→ REQUIRED WORK
Each line in the records that mentions the word "JSON" needs to be listed.

------------------------

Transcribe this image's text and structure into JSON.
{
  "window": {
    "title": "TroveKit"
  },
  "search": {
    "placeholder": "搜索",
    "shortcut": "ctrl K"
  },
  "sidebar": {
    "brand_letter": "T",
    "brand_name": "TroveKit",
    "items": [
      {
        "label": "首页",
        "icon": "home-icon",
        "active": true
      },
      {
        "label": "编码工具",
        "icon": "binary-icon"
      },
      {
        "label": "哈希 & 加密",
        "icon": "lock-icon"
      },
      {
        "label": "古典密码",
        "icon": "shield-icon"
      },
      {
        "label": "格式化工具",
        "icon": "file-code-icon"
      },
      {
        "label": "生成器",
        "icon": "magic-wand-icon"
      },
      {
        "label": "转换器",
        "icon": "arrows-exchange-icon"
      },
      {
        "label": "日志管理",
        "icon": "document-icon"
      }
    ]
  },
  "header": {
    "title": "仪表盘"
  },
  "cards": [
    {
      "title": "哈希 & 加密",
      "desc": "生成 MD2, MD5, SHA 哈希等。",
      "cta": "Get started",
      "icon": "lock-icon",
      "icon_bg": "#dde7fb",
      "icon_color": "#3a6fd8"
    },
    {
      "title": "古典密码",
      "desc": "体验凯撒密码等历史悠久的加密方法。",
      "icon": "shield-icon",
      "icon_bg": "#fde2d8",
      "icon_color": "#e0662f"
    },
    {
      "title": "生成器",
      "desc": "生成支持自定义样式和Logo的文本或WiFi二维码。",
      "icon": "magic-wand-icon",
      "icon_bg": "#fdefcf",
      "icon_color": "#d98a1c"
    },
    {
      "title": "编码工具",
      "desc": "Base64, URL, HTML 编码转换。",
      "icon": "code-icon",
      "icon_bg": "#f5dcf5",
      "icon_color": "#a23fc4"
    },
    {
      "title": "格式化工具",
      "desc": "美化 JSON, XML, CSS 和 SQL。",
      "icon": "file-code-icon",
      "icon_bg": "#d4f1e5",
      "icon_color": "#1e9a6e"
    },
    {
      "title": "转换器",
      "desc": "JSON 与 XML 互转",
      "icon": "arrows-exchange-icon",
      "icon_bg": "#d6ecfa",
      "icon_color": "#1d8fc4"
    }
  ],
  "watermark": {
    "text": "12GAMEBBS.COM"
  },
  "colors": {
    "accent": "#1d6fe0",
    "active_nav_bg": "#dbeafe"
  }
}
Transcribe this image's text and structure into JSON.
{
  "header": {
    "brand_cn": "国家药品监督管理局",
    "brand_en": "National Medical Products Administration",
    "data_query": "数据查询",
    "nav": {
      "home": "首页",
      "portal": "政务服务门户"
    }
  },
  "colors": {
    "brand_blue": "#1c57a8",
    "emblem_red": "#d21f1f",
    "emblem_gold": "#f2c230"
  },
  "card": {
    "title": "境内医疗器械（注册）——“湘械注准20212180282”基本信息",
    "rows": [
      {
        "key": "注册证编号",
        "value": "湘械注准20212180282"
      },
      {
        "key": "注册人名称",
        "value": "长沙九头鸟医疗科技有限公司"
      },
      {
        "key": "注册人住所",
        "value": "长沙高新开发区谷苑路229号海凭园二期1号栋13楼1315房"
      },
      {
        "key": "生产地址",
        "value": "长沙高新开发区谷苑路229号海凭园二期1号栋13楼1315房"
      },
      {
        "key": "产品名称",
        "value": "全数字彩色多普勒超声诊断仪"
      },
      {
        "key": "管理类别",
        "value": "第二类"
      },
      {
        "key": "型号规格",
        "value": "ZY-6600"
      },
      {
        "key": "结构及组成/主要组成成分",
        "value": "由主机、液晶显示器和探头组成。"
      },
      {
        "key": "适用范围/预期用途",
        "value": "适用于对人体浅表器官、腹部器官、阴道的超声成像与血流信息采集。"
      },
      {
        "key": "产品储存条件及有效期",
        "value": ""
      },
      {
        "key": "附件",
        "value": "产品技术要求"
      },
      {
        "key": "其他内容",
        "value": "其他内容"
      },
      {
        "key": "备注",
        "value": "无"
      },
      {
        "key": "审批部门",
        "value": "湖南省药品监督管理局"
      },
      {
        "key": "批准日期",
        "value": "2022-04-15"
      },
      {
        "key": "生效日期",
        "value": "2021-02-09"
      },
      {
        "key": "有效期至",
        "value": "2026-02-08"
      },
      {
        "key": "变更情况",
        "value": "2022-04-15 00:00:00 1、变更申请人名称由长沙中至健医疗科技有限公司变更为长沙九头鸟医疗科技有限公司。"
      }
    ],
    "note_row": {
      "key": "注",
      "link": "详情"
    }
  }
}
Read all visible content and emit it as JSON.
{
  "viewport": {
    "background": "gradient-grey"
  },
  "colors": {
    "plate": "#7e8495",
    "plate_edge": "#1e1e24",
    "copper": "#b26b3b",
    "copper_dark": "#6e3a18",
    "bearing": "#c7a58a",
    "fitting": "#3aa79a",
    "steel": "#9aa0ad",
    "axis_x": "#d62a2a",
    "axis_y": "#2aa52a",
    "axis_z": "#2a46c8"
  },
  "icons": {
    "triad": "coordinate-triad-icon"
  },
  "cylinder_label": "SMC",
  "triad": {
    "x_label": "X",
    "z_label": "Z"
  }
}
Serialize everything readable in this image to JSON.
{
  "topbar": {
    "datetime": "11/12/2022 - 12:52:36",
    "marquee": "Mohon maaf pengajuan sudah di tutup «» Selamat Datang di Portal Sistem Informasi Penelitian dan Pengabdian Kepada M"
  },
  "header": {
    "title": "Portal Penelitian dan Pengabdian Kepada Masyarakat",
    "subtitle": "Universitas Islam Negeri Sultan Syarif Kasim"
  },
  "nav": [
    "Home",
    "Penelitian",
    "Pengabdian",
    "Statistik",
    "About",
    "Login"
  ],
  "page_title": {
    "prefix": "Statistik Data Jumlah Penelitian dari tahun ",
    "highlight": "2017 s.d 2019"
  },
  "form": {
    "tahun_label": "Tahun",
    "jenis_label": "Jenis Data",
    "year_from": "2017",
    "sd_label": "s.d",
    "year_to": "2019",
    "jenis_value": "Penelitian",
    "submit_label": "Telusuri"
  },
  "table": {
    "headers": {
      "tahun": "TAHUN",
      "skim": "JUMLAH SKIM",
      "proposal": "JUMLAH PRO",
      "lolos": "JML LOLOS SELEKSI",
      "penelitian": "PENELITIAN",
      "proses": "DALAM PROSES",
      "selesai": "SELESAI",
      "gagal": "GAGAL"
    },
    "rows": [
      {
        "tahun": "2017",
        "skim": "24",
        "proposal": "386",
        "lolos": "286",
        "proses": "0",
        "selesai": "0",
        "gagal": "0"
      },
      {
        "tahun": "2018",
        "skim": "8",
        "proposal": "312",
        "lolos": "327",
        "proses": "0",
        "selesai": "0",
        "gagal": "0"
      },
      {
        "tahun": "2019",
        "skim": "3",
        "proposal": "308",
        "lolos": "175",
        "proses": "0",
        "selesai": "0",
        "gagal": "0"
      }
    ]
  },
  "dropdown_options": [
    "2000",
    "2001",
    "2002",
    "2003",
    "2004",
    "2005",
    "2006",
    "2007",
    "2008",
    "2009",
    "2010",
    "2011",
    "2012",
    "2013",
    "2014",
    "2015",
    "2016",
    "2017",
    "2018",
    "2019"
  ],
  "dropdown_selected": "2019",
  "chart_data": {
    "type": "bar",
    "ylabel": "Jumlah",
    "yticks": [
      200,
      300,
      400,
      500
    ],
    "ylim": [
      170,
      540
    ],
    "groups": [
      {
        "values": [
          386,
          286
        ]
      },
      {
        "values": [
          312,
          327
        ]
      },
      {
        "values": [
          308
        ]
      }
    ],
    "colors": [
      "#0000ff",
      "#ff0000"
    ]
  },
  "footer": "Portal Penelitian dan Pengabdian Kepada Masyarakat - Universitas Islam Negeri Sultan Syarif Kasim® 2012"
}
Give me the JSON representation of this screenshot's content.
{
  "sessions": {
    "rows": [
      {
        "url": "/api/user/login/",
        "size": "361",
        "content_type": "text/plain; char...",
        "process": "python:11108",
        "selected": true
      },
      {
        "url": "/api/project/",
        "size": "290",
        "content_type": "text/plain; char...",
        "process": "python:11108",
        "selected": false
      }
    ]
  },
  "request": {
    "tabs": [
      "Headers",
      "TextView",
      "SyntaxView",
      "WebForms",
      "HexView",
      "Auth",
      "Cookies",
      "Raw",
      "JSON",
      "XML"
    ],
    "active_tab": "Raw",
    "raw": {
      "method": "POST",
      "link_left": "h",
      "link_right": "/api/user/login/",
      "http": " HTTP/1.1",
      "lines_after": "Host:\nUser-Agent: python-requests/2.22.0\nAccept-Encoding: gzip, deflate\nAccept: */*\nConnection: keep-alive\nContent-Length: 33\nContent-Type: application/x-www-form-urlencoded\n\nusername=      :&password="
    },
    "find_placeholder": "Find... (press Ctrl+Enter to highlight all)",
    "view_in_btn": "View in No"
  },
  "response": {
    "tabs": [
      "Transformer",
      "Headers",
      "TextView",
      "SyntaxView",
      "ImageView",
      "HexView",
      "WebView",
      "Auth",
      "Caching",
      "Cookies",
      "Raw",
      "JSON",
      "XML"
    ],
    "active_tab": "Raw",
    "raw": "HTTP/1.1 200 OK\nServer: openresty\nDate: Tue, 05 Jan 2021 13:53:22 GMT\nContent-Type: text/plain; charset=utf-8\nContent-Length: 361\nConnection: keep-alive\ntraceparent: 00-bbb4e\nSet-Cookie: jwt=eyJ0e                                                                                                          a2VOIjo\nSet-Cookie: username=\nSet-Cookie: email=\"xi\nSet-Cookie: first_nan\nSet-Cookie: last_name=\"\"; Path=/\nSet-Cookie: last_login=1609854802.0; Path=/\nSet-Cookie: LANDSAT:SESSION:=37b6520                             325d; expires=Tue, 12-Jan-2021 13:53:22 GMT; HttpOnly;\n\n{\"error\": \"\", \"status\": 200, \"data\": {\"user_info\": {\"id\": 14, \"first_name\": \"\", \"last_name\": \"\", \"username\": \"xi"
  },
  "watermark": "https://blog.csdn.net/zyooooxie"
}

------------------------

→ OUTPUT FOR THIS TASK
Transcribe this image's text and structure into JSON.
      "desc": "美化 JSON, XML, CSS 和 SQL。",
      "desc": "JSON 与 XML 互转",
Transcribe this image's text and structure into JSON.
Read all visible content and emit it as JSON.
Serialize everything readable in this image to JSON.
Give me the JSON representation of this screenshot's content.
      "JSON",
      "JSON",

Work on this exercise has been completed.